• [INFORMATION SHOWN]
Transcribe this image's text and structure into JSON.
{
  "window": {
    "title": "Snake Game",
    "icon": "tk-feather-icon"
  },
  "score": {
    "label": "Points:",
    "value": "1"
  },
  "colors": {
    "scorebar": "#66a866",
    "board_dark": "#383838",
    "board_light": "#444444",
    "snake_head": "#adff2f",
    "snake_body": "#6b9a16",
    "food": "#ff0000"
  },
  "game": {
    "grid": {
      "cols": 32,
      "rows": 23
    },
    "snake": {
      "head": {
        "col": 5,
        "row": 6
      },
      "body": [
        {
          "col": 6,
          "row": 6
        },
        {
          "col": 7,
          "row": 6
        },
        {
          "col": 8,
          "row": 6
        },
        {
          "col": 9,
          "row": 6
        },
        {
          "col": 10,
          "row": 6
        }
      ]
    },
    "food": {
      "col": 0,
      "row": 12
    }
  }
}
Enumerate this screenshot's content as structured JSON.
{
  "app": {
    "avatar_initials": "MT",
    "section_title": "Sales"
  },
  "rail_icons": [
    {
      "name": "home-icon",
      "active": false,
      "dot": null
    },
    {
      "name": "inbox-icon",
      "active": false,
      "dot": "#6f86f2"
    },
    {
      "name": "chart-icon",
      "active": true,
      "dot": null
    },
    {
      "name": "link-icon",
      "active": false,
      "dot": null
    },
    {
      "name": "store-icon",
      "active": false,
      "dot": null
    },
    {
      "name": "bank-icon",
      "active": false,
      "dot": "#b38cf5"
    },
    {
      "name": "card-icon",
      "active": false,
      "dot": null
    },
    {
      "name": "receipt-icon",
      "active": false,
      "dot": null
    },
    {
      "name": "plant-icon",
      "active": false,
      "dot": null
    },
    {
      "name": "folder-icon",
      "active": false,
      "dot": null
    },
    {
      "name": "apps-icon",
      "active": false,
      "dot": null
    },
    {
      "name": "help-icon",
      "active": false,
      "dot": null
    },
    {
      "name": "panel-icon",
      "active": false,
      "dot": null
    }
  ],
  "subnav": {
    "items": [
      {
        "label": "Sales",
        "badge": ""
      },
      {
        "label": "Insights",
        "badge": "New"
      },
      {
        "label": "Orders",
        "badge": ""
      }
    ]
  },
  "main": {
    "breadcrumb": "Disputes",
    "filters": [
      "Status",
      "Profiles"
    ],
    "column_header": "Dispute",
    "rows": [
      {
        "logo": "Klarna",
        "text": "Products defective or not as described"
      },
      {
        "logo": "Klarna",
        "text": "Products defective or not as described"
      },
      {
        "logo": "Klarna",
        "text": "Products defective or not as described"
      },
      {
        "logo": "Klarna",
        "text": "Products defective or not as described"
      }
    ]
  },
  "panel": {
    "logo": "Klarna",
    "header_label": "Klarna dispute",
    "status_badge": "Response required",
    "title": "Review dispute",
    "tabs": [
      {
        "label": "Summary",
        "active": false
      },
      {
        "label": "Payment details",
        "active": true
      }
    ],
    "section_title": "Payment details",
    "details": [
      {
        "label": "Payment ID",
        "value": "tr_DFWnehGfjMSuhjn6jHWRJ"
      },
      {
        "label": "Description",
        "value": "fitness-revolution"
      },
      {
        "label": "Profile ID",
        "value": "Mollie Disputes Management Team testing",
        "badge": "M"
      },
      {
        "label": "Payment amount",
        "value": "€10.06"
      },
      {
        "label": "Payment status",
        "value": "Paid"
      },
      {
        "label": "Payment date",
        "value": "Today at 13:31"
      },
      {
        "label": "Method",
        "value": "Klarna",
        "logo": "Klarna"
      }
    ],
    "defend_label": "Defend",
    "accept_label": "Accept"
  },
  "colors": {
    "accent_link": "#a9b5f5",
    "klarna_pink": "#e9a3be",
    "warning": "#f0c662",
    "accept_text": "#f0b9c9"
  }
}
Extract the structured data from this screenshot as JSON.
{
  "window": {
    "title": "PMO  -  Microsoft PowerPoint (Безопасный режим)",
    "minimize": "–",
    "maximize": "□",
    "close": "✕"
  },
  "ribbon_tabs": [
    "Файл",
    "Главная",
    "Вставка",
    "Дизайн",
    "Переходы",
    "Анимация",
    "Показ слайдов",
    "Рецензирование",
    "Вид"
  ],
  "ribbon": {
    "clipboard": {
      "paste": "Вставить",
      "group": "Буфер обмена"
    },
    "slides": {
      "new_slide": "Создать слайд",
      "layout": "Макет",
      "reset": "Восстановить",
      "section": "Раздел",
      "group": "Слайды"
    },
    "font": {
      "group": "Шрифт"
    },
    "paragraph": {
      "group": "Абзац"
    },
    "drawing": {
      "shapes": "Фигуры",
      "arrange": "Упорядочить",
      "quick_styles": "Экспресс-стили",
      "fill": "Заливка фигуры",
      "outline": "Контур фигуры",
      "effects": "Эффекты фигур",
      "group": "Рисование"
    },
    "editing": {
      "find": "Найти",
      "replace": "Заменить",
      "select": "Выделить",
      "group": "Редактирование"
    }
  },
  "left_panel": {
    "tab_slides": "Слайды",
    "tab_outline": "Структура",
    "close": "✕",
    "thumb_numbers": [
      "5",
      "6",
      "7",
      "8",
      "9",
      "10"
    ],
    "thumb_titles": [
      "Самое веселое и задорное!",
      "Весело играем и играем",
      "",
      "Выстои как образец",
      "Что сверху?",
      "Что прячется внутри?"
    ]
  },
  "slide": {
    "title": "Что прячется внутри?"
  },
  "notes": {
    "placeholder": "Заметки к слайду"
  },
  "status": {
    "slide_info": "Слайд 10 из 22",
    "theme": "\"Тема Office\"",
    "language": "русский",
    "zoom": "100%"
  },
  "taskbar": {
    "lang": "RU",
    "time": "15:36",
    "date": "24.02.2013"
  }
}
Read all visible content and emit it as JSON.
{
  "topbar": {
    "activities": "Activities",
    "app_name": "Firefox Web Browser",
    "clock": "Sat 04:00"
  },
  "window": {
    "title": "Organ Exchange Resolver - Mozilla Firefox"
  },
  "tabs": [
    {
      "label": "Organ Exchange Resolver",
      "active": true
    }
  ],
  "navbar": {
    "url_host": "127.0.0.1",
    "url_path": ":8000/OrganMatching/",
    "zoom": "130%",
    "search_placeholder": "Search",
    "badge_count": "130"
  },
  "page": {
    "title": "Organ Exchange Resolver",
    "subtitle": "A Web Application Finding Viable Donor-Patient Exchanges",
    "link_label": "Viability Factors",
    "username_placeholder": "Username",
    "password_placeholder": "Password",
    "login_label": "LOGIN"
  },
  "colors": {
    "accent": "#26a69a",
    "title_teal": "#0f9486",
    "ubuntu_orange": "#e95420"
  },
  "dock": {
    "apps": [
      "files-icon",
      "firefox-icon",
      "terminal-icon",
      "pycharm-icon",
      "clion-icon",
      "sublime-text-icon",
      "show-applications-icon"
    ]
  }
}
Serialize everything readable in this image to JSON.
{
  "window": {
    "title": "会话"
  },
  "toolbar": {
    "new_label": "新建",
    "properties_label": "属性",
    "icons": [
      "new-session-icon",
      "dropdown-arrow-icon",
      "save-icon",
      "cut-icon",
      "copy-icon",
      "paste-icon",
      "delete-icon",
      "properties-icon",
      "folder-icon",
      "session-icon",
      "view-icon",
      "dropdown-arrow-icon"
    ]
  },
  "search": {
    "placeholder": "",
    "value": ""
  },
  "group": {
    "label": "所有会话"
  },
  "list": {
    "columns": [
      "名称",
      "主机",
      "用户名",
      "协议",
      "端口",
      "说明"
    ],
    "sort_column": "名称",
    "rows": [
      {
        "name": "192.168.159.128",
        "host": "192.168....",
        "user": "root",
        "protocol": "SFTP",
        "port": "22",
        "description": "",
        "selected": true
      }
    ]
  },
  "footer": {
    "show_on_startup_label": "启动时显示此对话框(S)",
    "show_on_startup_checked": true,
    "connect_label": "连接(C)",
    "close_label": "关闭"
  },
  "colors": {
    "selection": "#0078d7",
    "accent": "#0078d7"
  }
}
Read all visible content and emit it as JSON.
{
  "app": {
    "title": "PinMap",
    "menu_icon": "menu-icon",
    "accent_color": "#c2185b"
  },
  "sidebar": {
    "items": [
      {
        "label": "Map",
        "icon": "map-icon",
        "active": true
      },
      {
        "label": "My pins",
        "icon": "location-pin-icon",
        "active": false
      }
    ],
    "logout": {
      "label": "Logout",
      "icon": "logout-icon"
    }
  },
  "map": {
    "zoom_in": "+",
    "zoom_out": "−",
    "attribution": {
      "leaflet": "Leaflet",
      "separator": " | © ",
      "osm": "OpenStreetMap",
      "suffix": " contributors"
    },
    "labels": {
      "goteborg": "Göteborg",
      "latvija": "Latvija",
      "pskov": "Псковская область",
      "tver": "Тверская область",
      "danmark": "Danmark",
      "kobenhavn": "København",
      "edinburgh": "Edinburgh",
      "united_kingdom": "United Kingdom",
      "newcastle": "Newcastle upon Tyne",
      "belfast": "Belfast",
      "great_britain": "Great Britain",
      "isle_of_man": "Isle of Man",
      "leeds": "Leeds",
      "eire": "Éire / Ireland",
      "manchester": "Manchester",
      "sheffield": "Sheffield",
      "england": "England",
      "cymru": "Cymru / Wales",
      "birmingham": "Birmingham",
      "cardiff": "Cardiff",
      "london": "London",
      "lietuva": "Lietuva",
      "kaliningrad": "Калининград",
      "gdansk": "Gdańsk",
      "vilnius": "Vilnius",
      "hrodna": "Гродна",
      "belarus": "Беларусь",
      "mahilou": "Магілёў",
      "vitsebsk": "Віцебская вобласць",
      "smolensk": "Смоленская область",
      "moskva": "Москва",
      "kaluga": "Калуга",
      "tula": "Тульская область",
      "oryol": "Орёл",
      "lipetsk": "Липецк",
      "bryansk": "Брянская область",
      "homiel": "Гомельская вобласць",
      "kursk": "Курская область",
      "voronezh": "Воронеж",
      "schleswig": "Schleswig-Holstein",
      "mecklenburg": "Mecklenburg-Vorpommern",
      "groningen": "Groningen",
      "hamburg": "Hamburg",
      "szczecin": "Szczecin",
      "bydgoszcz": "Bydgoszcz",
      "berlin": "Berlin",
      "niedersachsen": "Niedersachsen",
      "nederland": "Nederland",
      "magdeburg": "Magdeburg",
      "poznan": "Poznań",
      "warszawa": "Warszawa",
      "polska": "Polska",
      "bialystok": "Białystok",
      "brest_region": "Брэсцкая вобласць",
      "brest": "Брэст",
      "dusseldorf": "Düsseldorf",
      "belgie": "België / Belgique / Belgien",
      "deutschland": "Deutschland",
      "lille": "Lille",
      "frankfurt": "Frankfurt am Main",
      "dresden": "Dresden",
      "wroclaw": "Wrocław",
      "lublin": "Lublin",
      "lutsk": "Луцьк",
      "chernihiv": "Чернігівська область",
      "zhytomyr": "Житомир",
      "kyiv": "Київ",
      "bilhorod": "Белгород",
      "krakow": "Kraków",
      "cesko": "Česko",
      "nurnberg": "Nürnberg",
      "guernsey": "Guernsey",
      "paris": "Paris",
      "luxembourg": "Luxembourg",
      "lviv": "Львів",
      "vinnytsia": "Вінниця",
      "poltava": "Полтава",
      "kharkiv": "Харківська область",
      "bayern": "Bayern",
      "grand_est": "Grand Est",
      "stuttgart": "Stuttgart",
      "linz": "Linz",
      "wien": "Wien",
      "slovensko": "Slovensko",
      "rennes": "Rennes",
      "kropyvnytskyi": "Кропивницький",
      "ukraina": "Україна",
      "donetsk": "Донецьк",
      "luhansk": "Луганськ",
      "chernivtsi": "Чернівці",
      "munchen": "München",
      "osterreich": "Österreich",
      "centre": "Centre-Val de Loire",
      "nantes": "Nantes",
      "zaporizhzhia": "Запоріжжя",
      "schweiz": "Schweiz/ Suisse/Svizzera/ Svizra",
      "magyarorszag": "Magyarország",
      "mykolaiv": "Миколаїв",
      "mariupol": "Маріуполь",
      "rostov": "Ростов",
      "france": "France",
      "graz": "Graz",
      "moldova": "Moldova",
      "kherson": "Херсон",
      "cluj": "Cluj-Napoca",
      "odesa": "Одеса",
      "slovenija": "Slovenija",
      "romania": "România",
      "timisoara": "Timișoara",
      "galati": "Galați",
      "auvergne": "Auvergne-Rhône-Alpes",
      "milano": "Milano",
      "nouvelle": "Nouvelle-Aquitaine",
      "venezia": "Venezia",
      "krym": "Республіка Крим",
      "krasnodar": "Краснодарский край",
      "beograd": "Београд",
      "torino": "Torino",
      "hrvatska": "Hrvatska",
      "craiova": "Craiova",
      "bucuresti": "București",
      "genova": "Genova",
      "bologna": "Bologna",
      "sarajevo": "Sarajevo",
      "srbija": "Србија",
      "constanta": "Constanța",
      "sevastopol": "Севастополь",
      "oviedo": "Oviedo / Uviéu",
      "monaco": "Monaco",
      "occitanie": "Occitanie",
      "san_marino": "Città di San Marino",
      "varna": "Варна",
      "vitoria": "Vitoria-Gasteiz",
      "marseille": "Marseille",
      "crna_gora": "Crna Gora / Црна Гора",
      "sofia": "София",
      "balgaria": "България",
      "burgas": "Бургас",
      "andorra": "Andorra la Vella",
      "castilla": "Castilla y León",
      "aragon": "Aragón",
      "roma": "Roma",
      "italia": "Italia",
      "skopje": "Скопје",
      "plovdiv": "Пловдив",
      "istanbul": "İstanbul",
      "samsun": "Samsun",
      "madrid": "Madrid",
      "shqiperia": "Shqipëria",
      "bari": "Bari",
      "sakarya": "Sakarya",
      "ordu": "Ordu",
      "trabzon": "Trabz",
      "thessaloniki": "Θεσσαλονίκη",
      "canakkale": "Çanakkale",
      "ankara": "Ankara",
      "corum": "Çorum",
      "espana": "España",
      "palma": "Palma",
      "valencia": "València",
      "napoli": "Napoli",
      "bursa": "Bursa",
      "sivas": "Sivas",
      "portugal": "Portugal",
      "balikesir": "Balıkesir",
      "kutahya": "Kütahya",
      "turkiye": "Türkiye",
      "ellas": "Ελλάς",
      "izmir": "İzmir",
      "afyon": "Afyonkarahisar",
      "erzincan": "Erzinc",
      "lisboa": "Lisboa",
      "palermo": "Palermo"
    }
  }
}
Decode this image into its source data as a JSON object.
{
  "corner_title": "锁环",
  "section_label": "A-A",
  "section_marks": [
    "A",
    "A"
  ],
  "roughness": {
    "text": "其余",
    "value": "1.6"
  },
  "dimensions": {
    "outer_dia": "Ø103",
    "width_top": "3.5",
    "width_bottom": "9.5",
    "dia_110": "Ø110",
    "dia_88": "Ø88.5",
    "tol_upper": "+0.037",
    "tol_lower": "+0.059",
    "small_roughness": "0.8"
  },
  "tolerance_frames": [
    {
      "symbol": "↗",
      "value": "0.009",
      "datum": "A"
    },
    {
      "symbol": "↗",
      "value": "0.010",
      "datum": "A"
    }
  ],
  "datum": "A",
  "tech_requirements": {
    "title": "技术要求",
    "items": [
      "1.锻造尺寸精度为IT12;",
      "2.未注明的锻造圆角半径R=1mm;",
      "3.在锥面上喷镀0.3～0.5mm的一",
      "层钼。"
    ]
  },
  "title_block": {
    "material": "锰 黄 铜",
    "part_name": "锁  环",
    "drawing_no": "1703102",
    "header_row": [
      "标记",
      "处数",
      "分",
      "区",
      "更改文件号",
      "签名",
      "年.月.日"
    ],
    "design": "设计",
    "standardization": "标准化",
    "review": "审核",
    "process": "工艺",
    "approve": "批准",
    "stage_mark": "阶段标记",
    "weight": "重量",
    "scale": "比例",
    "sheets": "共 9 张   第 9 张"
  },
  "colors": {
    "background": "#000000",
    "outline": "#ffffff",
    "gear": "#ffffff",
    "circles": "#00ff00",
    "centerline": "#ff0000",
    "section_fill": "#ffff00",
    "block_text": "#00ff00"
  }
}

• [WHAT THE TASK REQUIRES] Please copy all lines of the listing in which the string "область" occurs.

• [ANSWER]
      "pskov": "Псковская область",
      "tver": "Тверская область",
      "smolensk": "Смоленская область",
      "tula": "Тульская область",
      "bryansk": "Брянская область",
      "kursk": "Курская область",
      "chernihiv": "Чернігівська область",
      "kharkiv": "Харківська область",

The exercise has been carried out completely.